Passing Gas Prices Samantha Jonas-Rongo
People at the pumps are griping less about gas as drivers enjoy the lowest fuel prices they’ve seen in years. Also at play are global forces. The U.S. has expanded oil production, but OPEC — an international organization representing oil producing countries; has decided against cutting output. Demand can’t keep up with supply, sending prices per barrel of crude oil down, experts say.
Prices vary from street corner to street corner depending on how fast one gas station eats through its inventory of gasoline. Prices change every day, but gas stations store gasoline underground and sell through inventory normally every three to five days.
The national average for a unleaded gallon of gasoline was $2.26 on Wednesday, based on AAA’s daily survey of 120,000 gas stations in partnership with Oil Price Information Service and WEX Inc.

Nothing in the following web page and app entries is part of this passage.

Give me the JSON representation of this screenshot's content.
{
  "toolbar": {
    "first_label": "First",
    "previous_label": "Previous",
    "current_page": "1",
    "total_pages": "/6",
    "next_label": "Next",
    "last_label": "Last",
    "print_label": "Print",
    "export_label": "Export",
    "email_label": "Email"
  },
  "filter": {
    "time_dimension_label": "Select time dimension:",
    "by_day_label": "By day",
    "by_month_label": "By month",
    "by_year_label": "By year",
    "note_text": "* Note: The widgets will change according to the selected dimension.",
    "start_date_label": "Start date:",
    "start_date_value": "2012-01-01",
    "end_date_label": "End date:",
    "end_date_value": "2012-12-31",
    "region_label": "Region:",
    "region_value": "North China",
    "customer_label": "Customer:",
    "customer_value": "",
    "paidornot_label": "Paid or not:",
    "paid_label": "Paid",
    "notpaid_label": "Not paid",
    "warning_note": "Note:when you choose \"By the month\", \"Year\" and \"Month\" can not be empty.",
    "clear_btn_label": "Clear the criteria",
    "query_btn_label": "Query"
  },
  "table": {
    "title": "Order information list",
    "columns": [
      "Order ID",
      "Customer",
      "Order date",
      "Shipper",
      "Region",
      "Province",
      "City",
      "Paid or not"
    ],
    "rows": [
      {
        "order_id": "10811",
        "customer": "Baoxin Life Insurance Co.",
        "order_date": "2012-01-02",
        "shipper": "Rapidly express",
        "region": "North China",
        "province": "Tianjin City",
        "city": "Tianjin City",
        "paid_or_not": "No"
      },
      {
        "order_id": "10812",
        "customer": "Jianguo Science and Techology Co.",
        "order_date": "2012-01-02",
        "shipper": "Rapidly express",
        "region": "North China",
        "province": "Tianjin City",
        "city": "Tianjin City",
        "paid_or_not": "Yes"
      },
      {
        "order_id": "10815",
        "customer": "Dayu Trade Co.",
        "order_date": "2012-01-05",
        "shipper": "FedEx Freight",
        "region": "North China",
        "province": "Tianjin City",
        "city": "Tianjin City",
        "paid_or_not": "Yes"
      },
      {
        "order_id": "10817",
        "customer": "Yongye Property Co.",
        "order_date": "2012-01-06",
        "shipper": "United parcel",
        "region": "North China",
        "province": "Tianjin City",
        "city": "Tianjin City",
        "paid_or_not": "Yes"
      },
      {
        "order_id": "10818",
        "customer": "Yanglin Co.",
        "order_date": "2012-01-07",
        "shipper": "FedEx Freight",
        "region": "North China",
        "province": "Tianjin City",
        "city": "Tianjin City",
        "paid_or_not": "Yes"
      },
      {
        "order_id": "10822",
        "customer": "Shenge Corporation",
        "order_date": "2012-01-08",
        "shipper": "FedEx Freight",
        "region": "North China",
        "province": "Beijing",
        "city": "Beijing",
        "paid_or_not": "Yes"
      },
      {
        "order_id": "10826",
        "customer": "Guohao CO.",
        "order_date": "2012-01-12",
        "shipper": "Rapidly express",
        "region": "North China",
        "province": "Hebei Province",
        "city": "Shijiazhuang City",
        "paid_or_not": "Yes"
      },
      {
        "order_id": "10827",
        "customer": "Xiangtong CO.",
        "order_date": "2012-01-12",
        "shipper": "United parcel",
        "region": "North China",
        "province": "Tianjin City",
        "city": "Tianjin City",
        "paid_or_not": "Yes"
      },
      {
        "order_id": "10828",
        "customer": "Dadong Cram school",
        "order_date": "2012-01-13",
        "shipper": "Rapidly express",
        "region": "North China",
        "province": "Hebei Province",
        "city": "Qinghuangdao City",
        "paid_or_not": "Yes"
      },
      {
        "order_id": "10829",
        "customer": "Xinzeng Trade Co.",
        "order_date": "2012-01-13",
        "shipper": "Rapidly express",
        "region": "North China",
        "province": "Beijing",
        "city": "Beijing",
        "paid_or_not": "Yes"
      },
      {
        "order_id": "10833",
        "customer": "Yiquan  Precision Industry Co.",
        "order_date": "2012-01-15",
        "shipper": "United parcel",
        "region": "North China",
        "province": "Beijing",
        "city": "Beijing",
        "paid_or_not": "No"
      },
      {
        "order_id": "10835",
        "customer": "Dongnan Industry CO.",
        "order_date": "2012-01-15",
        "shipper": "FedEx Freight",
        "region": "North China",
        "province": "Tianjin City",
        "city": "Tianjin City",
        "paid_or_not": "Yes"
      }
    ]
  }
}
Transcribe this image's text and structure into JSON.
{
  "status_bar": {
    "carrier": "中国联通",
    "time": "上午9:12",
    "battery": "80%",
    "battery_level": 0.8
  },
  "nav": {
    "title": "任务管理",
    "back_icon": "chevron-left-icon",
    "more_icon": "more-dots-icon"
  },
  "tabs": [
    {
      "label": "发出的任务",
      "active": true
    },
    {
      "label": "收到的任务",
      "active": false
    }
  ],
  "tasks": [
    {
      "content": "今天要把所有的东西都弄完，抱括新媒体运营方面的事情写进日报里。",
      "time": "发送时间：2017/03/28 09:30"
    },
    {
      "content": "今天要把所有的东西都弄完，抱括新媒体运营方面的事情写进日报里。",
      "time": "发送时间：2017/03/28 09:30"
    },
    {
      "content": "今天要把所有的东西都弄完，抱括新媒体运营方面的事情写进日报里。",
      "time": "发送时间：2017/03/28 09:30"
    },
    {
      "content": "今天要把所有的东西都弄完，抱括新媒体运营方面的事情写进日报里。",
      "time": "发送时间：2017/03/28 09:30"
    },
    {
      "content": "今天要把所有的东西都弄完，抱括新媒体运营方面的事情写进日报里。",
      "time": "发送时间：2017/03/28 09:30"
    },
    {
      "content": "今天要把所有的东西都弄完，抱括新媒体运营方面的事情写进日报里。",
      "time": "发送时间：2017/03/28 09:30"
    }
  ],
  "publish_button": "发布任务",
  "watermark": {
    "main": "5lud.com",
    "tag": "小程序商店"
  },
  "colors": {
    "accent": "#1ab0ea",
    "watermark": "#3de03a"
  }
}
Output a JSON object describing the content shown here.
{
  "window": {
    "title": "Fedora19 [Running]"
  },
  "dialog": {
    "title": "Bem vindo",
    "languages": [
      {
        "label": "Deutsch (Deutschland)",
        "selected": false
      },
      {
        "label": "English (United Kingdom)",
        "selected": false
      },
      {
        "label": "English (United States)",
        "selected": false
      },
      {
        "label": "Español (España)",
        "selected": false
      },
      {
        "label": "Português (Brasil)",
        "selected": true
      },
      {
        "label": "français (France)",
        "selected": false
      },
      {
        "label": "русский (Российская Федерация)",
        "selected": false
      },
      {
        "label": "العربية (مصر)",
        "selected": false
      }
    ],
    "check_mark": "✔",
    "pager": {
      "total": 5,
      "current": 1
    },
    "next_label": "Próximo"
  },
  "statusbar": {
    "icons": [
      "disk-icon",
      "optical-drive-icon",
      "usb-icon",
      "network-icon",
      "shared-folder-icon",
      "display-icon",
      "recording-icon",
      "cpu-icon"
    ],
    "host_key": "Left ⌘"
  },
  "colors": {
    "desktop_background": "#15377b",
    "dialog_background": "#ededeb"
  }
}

Internationally, the top story obviously is the collapse of world oil prices, followed by the recent drop in natural gas prices. Clearly, the production of both oil and gas from horizontal wells has had much to do with that fall, although more probably is attributable to economic warfare being waged by Saudi Arabia against Iran and Russia. For the shale producers, the oil price crash means that the higher cost drillers will need either to retrench, drop out or keep pumping at a loss hoping to maintain their economic viability until prices rebound.
No one knows, of course, when that will be and how far prices will come back. Indeed, some believe prices can drop further. However, the fact that this supply exists means that Russia, Iran, Venezuela, Nigeria and all other oil-producing countries must adjust their national budgeting to reflect a lower price even in good times for oil and gas.